▸ What the task requires: Retype the records exactly.

▸ Data extracts:
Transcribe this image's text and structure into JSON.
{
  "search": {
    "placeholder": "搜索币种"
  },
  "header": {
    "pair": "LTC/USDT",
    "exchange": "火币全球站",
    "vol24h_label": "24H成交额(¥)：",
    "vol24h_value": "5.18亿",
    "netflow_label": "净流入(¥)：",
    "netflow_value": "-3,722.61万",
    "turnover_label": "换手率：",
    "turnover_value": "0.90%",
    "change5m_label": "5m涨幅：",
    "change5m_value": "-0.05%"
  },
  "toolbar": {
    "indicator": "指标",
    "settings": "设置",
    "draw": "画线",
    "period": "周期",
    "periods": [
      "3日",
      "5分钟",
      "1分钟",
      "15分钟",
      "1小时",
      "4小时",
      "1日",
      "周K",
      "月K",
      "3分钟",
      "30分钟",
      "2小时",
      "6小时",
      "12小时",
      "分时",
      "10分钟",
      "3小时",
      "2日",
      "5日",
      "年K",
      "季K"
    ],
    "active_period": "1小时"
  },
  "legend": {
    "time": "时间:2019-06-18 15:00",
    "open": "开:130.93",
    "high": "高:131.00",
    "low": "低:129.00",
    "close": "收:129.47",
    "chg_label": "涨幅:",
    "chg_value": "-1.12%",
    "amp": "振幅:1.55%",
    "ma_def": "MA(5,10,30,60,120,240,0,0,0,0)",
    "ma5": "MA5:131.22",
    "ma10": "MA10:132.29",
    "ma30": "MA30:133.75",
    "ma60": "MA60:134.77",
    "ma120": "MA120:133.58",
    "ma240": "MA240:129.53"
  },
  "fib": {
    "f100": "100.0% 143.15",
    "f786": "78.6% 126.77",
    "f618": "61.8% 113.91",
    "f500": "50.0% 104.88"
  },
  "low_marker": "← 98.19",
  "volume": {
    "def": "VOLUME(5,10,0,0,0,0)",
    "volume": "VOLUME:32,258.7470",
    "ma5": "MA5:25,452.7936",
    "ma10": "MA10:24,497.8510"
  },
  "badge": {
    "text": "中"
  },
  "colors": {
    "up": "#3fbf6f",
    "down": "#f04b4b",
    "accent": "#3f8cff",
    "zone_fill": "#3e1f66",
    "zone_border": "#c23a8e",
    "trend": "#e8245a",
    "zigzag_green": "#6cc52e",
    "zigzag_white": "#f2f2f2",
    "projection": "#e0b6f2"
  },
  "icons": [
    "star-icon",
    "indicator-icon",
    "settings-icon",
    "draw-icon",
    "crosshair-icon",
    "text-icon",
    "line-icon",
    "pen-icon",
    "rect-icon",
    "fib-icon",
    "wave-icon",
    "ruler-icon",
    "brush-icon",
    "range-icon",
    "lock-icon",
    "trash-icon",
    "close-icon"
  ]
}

▸ Answer for this exercise:
Transcribe this image's text and structure into JSON.
{
  "search": {
    "placeholder": "搜索币种"
  },
  "header": {
    "pair": "LTC/USDT",
    "exchange": "火币全球站",
    "vol24h_label": "24H成交额(¥)：",
    "vol24h_value": "5.18亿",
    "netflow_label": "净流入(¥)：",
    "netflow_value": "-3,722.61万",
    "turnover_label": "换手率：",
    "turnover_value": "0.90%",
    "change5m_label": "5m涨幅：",
    "change5m_value": "-0.05%"
  },
  "toolbar": {
    "indicator": "指标",
    "settings": "设置",
    "draw": "画线",
    "period": "周期",
    "periods": [
      "3日",
      "5分钟",
      "1分钟",
      "15分钟",
      "1小时",
      "4小时",
      "1日",
      "周K",
      "月K",
      "3分钟",
      "30分钟",
      "2小时",
      "6小时",
      "12小时",
      "分时",
      "10分钟",
      "3小时",
      "2日",
      "5日",
      "年K",
      "季K"
    ],
    "active_period": "1小时"
  },
  "legend": {
    "time": "时间:2019-06-18 15:00",
    "open": "开:130.93",
    "high": "高:131.00",
    "low": "低:129.00",
    "close": "收:129.47",
    "chg_label": "涨幅:",
    "chg_value": "-1.12%",
    "amp": "振幅:1.55%",
    "ma_def": "MA(5,10,30,60,120,240,0,0,0,0)",
    "ma5": "MA5:131.22",
    "ma10": "MA10:132.29",
    "ma30": "MA30:133.75",
    "ma60": "MA60:134.77",
    "ma120": "MA120:133.58",
    "ma240": "MA240:129.53"
  },
  "fib": {
    "f100": "100.0% 143.15",
    "f786": "78.6% 126.77",
    "f618": "61.8% 113.91",
    "f500": "50.0% 104.88"
  },
  "low_marker": "← 98.19",
  "volume": {
    "def": "VOLUME(5,10,0,0,0,0)",
    "volume": "VOLUME:32,258.7470",
    "ma5": "MA5:25,452.7936",
    "ma10": "MA10:24,497.8510"
  },
  "badge": {
    "text": "中"
  },
  "colors": {
    "up": "#3fbf6f",
    "down": "#f04b4b",
    "accent": "#3f8cff",
    "zone_fill": "#3e1f66",
    "zone_border": "#c23a8e",
    "trend": "#e8245a",
    "zigzag_green": "#6cc52e",
    "zigzag_white": "#f2f2f2",
    "projection": "#e0b6f2"
  },
  "icons": [
    "star-icon",
    "indicator-icon",
    "settings-icon",
    "draw-icon",
    "crosshair-icon",
    "text-icon",
    "line-icon",
    "pen-icon",
    "rect-icon",
    "fib-icon",
    "wave-icon",
    "ruler-icon",
    "brush-icon",
    "range-icon",
    "lock-icon",
    "trash-icon",
    "close-icon"
  ]
}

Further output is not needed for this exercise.